| What is required |
Type out all the records again exactly.
━━ Entries shown ━━
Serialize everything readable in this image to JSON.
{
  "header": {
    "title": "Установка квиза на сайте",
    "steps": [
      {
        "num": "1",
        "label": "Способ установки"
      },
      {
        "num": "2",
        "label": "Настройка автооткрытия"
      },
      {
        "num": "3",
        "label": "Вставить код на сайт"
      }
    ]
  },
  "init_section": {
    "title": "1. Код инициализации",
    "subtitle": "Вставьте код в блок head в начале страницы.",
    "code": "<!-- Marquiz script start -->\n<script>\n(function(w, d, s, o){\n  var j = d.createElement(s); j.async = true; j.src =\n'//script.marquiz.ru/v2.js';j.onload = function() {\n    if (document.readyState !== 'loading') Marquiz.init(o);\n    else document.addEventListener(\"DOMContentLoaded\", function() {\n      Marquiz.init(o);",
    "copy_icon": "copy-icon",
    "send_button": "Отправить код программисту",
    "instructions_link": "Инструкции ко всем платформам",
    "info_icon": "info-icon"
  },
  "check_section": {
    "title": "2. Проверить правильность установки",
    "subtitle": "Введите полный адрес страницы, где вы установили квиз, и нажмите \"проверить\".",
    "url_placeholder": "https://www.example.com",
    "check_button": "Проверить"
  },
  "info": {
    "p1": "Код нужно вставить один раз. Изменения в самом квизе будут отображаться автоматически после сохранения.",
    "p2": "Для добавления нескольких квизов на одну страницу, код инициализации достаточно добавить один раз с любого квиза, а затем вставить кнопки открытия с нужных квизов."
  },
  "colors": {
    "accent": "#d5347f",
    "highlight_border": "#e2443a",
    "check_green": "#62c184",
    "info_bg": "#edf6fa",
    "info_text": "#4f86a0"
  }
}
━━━
| Solution |
Serialize everything readable in this image to JSON.
{
  "header": {
    "title": "Установка квиза на сайте",
    "steps": [
      {
        "num": "1",
        "label": "Способ установки"
      },
      {
        "num": "2",
        "label": "Настройка автооткрытия"
      },
      {
        "num": "3",
        "label": "Вставить код на сайт"
      }
    ]
  },
  "init_section": {
    "title": "1. Код инициализации",
    "subtitle": "Вставьте код в блок head в начале страницы.",
    "code": "<!-- Marquiz script start -->\n<script>\n(function(w, d, s, o){\n  var j = d.createElement(s); j.async = true; j.src =\n'//script.marquiz.ru/v2.js';j.onload = function() {\n    if (document.readyState !== 'loading') Marquiz.init(o);\n    else document.addEventListener(\"DOMContentLoaded\", function() {\n      Marquiz.init(o);",
    "copy_icon": "copy-icon",
    "send_button": "Отправить код программисту",
    "instructions_link": "Инструкции ко всем платформам",
    "info_icon": "info-icon"
  },
  "check_section": {
    "title": "2. Проверить правильность установки",
    "subtitle": "Введите полный адрес страницы, где вы установили квиз, и нажмите \"проверить\".",
    "url_placeholder": "https://www.example.com",
    "check_button": "Проверить"
  },
  "info": {
    "p1": "Код нужно вставить один раз. Изменения в самом квизе будут отображаться автоматически после сохранения.",
    "p2": "Для добавления нескольких квизов на одну страницу, код инициализации достаточно добавить один раз с любого квиза, а затем вставить кнопки открытия с нужных квизов."
  },
  "colors": {
    "accent": "#d5347f",
    "highlight_border": "#e2443a",
    "check_green": "#62c184",
    "info_bg": "#edf6fa",
    "info_text": "#4f86a0"
  }
}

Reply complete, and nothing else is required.